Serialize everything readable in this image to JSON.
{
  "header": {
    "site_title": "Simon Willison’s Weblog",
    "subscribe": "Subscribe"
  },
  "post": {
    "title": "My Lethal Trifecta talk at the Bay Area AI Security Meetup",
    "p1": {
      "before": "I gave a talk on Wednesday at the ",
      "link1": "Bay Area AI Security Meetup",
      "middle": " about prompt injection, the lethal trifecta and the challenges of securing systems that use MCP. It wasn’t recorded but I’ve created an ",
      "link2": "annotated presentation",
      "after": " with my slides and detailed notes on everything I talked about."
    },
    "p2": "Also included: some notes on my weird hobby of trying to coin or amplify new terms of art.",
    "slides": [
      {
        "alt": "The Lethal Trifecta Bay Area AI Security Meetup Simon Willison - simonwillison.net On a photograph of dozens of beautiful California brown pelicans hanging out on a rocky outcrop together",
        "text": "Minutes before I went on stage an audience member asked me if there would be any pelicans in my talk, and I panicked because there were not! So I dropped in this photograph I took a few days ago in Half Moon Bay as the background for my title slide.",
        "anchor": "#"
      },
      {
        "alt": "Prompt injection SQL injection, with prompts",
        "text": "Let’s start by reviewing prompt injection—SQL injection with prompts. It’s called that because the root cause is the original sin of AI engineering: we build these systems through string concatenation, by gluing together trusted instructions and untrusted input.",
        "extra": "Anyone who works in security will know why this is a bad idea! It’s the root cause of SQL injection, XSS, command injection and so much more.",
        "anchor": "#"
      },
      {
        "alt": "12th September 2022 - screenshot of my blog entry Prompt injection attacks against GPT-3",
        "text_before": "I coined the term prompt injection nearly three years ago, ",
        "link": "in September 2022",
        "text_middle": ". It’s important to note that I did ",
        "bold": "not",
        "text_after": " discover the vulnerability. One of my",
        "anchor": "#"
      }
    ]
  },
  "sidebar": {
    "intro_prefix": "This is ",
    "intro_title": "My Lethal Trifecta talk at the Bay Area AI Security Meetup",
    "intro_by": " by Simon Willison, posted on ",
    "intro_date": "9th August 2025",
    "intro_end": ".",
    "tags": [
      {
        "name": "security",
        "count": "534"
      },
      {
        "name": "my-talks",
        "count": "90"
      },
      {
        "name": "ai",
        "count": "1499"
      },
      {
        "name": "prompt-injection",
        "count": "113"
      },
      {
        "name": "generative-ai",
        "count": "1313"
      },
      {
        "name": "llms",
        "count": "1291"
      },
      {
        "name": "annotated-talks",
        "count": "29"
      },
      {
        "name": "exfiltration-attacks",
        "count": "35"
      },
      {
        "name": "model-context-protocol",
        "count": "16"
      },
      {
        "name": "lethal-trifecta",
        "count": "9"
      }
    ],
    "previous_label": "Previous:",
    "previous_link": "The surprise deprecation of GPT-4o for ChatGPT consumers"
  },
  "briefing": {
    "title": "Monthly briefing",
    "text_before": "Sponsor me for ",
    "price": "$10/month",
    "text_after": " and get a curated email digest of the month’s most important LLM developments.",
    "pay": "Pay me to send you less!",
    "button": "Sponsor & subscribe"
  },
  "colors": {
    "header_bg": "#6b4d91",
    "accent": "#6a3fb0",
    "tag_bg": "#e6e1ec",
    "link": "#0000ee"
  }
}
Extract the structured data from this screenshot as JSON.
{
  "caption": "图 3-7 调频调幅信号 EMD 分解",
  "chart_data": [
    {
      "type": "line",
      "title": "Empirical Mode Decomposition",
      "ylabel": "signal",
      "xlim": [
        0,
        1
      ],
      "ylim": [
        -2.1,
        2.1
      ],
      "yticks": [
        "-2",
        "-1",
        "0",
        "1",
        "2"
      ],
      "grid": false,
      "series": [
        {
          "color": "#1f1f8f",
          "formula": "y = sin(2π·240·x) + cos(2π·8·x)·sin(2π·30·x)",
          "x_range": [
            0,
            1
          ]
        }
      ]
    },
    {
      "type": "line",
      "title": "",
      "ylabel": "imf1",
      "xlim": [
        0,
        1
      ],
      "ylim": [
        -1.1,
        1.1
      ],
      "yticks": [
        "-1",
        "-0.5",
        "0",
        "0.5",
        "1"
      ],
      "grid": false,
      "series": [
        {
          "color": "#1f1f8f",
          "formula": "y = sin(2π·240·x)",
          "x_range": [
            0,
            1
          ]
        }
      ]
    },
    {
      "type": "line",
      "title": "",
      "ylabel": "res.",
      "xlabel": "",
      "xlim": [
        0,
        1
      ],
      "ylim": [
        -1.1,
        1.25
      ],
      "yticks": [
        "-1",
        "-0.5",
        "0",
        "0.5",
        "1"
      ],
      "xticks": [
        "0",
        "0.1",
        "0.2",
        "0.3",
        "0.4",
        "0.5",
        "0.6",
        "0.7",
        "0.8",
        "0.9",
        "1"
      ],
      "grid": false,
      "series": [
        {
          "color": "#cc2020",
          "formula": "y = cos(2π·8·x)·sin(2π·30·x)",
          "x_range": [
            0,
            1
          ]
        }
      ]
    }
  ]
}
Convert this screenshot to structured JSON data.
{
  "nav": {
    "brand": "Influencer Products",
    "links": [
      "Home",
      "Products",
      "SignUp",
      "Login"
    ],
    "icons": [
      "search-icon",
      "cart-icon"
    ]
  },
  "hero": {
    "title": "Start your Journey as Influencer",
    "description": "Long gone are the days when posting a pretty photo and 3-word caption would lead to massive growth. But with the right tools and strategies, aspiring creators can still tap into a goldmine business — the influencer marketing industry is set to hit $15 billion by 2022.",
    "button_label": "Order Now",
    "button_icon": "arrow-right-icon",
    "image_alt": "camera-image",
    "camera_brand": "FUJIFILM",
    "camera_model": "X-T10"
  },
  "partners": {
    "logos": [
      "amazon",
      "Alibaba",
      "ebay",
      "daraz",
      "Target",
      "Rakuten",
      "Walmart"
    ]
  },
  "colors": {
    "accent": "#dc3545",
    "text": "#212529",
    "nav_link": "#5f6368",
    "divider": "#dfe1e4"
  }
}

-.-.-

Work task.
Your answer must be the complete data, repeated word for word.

Expected output.
Serialize everything readable in this image to JSON.
{
  "header": {
    "site_title": "Simon Willison’s Weblog",
    "subscribe": "Subscribe"
  },
  "post": {
    "title": "My Lethal Trifecta talk at the Bay Area AI Security Meetup",
    "p1": {
      "before": "I gave a talk on Wednesday at the ",
      "link1": "Bay Area AI Security Meetup",
      "middle": " about prompt injection, the lethal trifecta and the challenges of securing systems that use MCP. It wasn’t recorded but I’ve created an ",
      "link2": "annotated presentation",
      "after": " with my slides and detailed notes on everything I talked about."
    },
    "p2": "Also included: some notes on my weird hobby of trying to coin or amplify new terms of art.",
    "slides": [
      {
        "alt": "The Lethal Trifecta Bay Area AI Security Meetup Simon Willison - simonwillison.net On a photograph of dozens of beautiful California brown pelicans hanging out on a rocky outcrop together",
        "text": "Minutes before I went on stage an audience member asked me if there would be any pelicans in my talk, and I panicked because there were not! So I dropped in this photograph I took a few days ago in Half Moon Bay as the background for my title slide.",
        "anchor": "#"
      },
      {
        "alt": "Prompt injection SQL injection, with prompts",
        "text": "Let’s start by reviewing prompt injection—SQL injection with prompts. It’s called that because the root cause is the original sin of AI engineering: we build these systems through string concatenation, by gluing together trusted instructions and untrusted input.",
        "extra": "Anyone who works in security will know why this is a bad idea! It’s the root cause of SQL injection, XSS, command injection and so much more.",
        "anchor": "#"
      },
      {
        "alt": "12th September 2022 - screenshot of my blog entry Prompt injection attacks against GPT-3",
        "text_before": "I coined the term prompt injection nearly three years ago, ",
        "link": "in September 2022",
        "text_middle": ". It’s important to note that I did ",
        "bold": "not",
        "text_after": " discover the vulnerability. One of my",
        "anchor": "#"
      }
    ]
  },
  "sidebar": {
    "intro_prefix": "This is ",
    "intro_title": "My Lethal Trifecta talk at the Bay Area AI Security Meetup",
    "intro_by": " by Simon Willison, posted on ",
    "intro_date": "9th August 2025",
    "intro_end": ".",
    "tags": [
      {
        "name": "security",
        "count": "534"
      },
      {
        "name": "my-talks",
        "count": "90"
      },
      {
        "name": "ai",
        "count": "1499"
      },
      {
        "name": "prompt-injection",
        "count": "113"
      },
      {
        "name": "generative-ai",
        "count": "1313"
      },
      {
        "name": "llms",
        "count": "1291"
      },
      {
        "name": "annotated-talks",
        "count": "29"
      },
      {
        "name": "exfiltration-attacks",
        "count": "35"
      },
      {
        "name": "model-context-protocol",
        "count": "16"
      },
      {
        "name": "lethal-trifecta",
        "count": "9"
      }
    ],
    "previous_label": "Previous:",
    "previous_link": "The surprise deprecation of GPT-4o for ChatGPT consumers"
  },
  "briefing": {
    "title": "Monthly briefing",
    "text_before": "Sponsor me for ",
    "price": "$10/month",
    "text_after": " and get a curated email digest of the month’s most important LLM developments.",
    "pay": "Pay me to send you less!",
    "button": "Sponsor & subscribe"
  },
  "colors": {
    "header_bg": "#6b4d91",
    "accent": "#6a3fb0",
    "tag_bg": "#e6e1ec",
    "link": "#0000ee"
  }
}
Extract the structured data from this screenshot as JSON.
{
  "caption": "图 3-7 调频调幅信号 EMD 分解",
  "chart_data": [
    {
      "type": "line",
      "title": "Empirical Mode Decomposition",
      "ylabel": "signal",
      "xlim": [
        0,
        1
      ],
      "ylim": [
        -2.1,
        2.1
      ],
      "yticks": [
        "-2",
        "-1",
        "0",
        "1",
        "2"
      ],
      "grid": false,
      "series": [
        {
          "color": "#1f1f8f",
          "formula": "y = sin(2π·240·x) + cos(2π·8·x)·sin(2π·30·x)",
          "x_range": [
            0,
            1
          ]
        }
      ]
    },
    {
      "type": "line",
      "title": "",
      "ylabel": "imf1",
      "xlim": [
        0,
        1
      ],
      "ylim": [
        -1.1,
        1.1
      ],
      "yticks": [
        "-1",
        "-0.5",
        "0",
        "0.5",
        "1"
      ],
      "grid": false,
      "series": [
        {
          "color": "#1f1f8f",
          "formula": "y = sin(2π·240·x)",
          "x_range": [
            0,
            1
          ]
        }
      ]
    },
    {
      "type": "line",
      "title": "",
      "ylabel": "res.",
      "xlabel": "",
      "xlim": [
        0,
        1
      ],
      "ylim": [
        -1.1,
        1.25
      ],
      "yticks": [
        "-1",
        "-0.5",
        "0",
        "0.5",
        "1"
      ],
      "xticks": [
        "0",
        "0.1",
        "0.2",
        "0.3",
        "0.4",
        "0.5",
        "0.6",
        "0.7",
        "0.8",
        "0.9",
        "1"
      ],
      "grid": false,
      "series": [
        {
          "color": "#cc2020",
          "formula": "y = cos(2π·8·x)·sin(2π·30·x)",
          "x_range": [
            0,
            1
          ]
        }
      ]
    }
  ]
}
Convert this screenshot to structured JSON data.
{
  "nav": {
    "brand": "Influencer Products",
    "links": [
      "Home",
      "Products",
      "SignUp",
      "Login"
    ],
    "icons": [
      "search-icon",
      "cart-icon"
    ]
  },
  "hero": {
    "title": "Start your Journey as Influencer",
    "description": "Long gone are the days when posting a pretty photo and 3-word caption would lead to massive growth. But with the right tools and strategies, aspiring creators can still tap into a goldmine business — the influencer marketing industry is set to hit $15 billion by 2022.",
    "button_label": "Order Now",
    "button_icon": "arrow-right-icon",
    "image_alt": "camera-image",
    "camera_brand": "FUJIFILM",
    "camera_model": "X-T10"
  },
  "partners": {
    "logos": [
      "amazon",
      "Alibaba",
      "ebay",
      "daraz",
      "Target",
      "Rakuten",
      "Walmart"
    ]
  },
  "colors": {
    "accent": "#dc3545",
    "text": "#212529",
    "nav_link": "#5f6368",
    "divider": "#dfe1e4"
  }
}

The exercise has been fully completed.